__Given records__
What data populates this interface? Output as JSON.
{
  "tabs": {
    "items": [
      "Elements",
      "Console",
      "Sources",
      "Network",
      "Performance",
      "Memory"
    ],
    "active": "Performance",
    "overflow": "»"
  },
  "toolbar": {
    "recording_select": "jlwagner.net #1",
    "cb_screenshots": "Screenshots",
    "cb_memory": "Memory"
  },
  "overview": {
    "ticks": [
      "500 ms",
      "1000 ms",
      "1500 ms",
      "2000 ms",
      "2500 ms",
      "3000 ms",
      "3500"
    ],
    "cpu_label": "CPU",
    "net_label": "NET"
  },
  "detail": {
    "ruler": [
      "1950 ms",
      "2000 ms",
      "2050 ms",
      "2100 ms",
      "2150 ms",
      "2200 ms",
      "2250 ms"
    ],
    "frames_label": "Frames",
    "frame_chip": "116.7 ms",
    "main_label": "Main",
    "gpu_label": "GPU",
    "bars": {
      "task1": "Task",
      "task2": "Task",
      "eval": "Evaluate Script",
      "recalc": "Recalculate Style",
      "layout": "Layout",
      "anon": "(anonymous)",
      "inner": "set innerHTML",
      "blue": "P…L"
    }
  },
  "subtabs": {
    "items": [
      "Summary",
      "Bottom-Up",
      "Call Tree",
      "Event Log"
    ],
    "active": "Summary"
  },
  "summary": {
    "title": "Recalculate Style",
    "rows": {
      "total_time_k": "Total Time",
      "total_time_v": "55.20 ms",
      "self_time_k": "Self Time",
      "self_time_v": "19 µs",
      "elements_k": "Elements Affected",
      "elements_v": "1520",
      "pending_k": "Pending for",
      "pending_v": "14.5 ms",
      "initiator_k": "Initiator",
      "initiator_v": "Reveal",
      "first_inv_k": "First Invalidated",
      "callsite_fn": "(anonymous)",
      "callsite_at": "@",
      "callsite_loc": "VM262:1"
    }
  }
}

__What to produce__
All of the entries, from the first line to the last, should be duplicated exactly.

__Task answer__
What data populates this interface? Output as JSON.
{
  "tabs": {
    "items": [
      "Elements",
      "Console",
      "Sources",
      "Network",
      "Performance",
      "Memory"
    ],
    "active": "Performance",
    "overflow": "»"
  },
  "toolbar": {
    "recording_select": "jlwagner.net #1",
    "cb_screenshots": "Screenshots",
    "cb_memory": "Memory"
  },
  "overview": {
    "ticks": [
      "500 ms",
      "1000 ms",
      "1500 ms",
      "2000 ms",
      "2500 ms",
      "3000 ms",
      "3500"
    ],
    "cpu_label": "CPU",
    "net_label": "NET"
  },
  "detail": {
    "ruler": [
      "1950 ms",
      "2000 ms",
      "2050 ms",
      "2100 ms",
      "2150 ms",
      "2200 ms",
      "2250 ms"
    ],
    "frames_label": "Frames",
    "frame_chip": "116.7 ms",
    "main_label": "Main",
    "gpu_label": "GPU",
    "bars": {
      "task1": "Task",
      "task2": "Task",
      "eval": "Evaluate Script",
      "recalc": "Recalculate Style",
      "layout": "Layout",
      "anon": "(anonymous)",
      "inner": "set innerHTML",
      "blue": "P…L"
    }
  },
  "subtabs": {
    "items": [
      "Summary",
      "Bottom-Up",
      "Call Tree",
      "Event Log"
    ],
    "active": "Summary"
  },
  "summary": {
    "title": "Recalculate Style",
    "rows": {
      "total_time_k": "Total Time",
      "total_time_v": "55.20 ms",
      "self_time_k": "Self Time",
      "self_time_v": "19 µs",
      "elements_k": "Elements Affected",
      "elements_v": "1520",
      "pending_k": "Pending for",
      "pending_v": "14.5 ms",
      "initiator_k": "Initiator",
      "initiator_v": "Reveal",
      "first_inv_k": "First Invalidated",
      "callsite_fn": "(anonymous)",
      "callsite_at": "@",
      "callsite_loc": "VM262:1"
    }
  }
}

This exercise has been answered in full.